Farbeit for me to question the death of another human being, but I was thinking about a few odd baseball deaths. Some you may have heard, like Cory Lidle and Thurman Munson. A few of you may even know Ray Chapman. Well two that caught my eye the past few days were Ed Delahanty and Jim Creighton.
First, Ed Delahanty. Delahanty was a remarkable hitter in his time and has one of the 19 seasons played in baseball history where he had an on-base-percentage greater than .499:

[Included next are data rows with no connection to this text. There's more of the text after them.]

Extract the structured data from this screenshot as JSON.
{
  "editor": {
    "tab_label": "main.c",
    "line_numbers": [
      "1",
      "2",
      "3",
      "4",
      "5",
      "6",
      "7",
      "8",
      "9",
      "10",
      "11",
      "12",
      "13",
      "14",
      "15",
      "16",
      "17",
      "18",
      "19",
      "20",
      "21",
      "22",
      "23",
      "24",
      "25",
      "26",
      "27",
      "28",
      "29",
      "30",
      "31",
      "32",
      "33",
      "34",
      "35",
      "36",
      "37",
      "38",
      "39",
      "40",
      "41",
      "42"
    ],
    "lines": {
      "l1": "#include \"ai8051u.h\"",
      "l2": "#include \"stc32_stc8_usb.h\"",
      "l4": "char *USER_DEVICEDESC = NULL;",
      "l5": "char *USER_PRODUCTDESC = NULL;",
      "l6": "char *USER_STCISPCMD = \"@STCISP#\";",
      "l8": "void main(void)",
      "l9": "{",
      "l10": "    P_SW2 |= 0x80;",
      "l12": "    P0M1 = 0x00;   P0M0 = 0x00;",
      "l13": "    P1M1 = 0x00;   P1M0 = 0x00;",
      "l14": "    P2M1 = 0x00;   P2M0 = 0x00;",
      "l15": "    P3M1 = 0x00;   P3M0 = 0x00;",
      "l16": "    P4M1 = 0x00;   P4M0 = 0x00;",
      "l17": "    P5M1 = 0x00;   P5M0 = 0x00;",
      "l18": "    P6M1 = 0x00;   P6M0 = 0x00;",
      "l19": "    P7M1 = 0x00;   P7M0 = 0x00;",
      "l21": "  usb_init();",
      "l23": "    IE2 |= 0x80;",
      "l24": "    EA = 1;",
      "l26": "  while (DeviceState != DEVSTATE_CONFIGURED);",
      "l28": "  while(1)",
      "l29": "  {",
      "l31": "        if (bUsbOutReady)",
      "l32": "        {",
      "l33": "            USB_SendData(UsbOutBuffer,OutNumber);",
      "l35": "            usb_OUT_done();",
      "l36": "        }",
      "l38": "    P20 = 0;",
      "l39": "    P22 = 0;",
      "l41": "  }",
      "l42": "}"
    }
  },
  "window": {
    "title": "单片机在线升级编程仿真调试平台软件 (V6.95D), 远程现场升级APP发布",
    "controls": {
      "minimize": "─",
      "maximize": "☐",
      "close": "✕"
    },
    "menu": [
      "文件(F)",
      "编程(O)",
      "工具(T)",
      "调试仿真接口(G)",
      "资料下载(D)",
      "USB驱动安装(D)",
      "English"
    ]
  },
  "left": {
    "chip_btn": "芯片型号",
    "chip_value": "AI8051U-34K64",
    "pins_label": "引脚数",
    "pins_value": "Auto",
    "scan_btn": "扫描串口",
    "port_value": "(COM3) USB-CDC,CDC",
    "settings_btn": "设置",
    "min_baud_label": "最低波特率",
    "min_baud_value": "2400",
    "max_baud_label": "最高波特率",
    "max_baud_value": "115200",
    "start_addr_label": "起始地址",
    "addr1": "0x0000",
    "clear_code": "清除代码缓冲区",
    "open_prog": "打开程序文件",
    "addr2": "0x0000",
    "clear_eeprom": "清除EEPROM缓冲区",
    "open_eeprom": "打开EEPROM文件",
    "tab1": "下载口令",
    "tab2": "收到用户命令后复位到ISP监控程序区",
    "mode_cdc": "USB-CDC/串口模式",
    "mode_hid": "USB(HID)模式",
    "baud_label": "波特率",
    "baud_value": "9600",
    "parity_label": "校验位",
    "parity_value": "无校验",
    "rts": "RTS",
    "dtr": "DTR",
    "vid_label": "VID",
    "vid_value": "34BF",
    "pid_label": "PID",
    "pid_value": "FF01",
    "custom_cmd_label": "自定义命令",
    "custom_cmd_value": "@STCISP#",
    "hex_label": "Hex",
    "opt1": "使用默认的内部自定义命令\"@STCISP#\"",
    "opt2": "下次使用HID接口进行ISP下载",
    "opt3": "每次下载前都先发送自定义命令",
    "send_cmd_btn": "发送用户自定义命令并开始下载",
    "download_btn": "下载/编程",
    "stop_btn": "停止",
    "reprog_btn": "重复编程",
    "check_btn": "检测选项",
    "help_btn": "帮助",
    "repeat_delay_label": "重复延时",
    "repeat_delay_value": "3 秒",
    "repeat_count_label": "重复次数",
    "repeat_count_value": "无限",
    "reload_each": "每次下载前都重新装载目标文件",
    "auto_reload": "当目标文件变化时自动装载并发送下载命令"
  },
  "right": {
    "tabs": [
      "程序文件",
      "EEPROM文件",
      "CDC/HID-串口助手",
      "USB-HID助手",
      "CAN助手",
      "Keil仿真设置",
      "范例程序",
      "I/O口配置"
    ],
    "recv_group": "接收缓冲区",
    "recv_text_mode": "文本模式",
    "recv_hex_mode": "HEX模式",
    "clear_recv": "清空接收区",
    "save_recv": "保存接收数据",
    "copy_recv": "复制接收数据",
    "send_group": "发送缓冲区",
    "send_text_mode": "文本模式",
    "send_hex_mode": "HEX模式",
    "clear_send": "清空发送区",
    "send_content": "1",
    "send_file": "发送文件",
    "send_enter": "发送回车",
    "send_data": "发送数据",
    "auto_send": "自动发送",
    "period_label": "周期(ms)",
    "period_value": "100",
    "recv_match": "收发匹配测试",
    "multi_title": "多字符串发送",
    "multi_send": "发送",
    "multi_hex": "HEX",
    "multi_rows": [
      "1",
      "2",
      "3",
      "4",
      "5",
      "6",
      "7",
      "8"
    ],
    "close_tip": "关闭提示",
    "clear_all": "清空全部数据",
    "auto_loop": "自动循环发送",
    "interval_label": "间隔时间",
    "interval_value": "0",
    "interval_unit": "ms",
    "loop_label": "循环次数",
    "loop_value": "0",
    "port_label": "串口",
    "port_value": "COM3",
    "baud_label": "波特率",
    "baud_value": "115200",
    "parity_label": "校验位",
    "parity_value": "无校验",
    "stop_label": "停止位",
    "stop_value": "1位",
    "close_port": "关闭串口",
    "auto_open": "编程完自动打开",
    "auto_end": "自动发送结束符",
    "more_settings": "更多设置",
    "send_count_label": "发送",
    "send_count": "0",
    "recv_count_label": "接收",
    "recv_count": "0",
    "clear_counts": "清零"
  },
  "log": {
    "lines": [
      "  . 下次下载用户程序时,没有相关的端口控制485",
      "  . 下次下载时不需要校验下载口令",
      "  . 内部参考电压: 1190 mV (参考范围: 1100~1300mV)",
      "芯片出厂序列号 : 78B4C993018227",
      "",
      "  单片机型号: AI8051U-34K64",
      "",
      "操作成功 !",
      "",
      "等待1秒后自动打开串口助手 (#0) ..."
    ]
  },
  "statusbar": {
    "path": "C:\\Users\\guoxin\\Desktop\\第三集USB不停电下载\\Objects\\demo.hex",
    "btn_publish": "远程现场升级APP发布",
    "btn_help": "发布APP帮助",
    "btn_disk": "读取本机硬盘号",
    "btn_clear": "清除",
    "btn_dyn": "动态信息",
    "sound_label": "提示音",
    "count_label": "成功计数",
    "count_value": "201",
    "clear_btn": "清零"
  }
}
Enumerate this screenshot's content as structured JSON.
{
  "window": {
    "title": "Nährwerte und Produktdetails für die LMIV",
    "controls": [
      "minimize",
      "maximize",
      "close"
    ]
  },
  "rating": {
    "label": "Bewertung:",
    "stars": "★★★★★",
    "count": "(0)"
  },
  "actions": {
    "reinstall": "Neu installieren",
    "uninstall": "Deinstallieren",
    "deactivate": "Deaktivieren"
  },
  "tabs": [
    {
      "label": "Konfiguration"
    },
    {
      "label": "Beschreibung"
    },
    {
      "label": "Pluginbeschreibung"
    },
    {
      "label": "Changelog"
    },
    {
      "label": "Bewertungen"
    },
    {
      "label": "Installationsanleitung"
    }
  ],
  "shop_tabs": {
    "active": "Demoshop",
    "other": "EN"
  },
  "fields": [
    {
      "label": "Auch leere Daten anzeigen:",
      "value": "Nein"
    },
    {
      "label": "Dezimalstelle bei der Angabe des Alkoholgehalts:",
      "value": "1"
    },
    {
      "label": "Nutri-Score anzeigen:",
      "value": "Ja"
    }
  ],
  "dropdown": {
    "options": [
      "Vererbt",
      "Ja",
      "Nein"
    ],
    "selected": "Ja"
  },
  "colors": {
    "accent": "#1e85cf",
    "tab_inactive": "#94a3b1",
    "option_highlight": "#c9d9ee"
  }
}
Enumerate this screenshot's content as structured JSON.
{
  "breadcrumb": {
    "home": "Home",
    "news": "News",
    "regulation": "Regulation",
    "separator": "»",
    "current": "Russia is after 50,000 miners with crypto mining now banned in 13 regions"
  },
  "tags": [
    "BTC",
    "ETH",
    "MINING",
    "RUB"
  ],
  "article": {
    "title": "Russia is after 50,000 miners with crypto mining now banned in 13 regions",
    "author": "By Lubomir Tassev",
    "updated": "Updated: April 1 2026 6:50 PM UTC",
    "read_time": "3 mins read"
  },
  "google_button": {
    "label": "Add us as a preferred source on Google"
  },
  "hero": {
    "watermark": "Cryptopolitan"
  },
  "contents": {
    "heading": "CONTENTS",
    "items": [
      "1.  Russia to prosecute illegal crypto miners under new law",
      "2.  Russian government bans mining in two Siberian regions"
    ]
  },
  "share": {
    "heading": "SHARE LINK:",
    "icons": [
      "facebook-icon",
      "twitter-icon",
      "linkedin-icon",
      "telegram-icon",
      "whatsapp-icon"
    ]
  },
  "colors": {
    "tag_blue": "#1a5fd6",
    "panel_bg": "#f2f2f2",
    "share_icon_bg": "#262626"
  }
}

On July 2, 1903, Delahanty boarded a train bound for New York to go play for the Giants. Ed got hammered on the train, whipped out a blade and started threatening other passengers. The conductor kicked him off the train at Niagara Falls. A drunken Delahanty attempted to cross the International Bridge over the Niagara River and is believed to have fallen off the bridge into the falls. Any player’s death in which the deceased is found at the bottom of Niagara Falls qualifies as a mighty strange baseball death.
Hmm. OK. The dude fell over the Niagara Falls after getting off a train.
And now Jim Creighton. Creighton was one of the sport’s first superstars. In 1861, at age 21, he was a phenom at pitching and hitting and 1862 was supposedly one of the greatest seasons ever played to that point. This is where our story starts:
However, in October 1862, in the midst of his greatest season, Creighton died suddenly. Such was his fame at the time of his death, and such was the grief of the baseball community, that a 12-foot marble obelisk, topped with a large baseball, was erected at his gravesite. For the next several years, the Excelsiors’ programs had a portrait of their fallen star, shrouded in black, featured prominently in the center.
There are several explanations for his death. The generally accepted explanation, which has existed from the time of his death, is that he fatally injured himself while playing baseball. At the time, players swung massive bats almost entirely with their upper body; it is said that a particularly hard swing from Creighton – some versions of the story have it as a home run swing – caused an internal injury. Remarking to teammate George Flanley that he had perhaps snapped a belt, he continued playing but was in extreme pain hours later. A few days later, he died at his parents’ house.
In an 1887 issue of early sports newspaper The Sporting Life, a letter-writer, who signed only as “Old Timer”, sent in his account of the event. Robert Smith (Baseball in America, Holt Rinehart Winston, 1961, p. 10,13) as well as the Findagrave website  reported it is a ruptured bladder. SABR researcher John Thorn concluded ruptured inguinal hernia.  Others speculate that it was some already-present injury or disease, or that his appendix or spleen had burst after the game. Contemporary writers were vague, only stating that he had suffered a “strain”.
Huh. Which one do you think is weirder?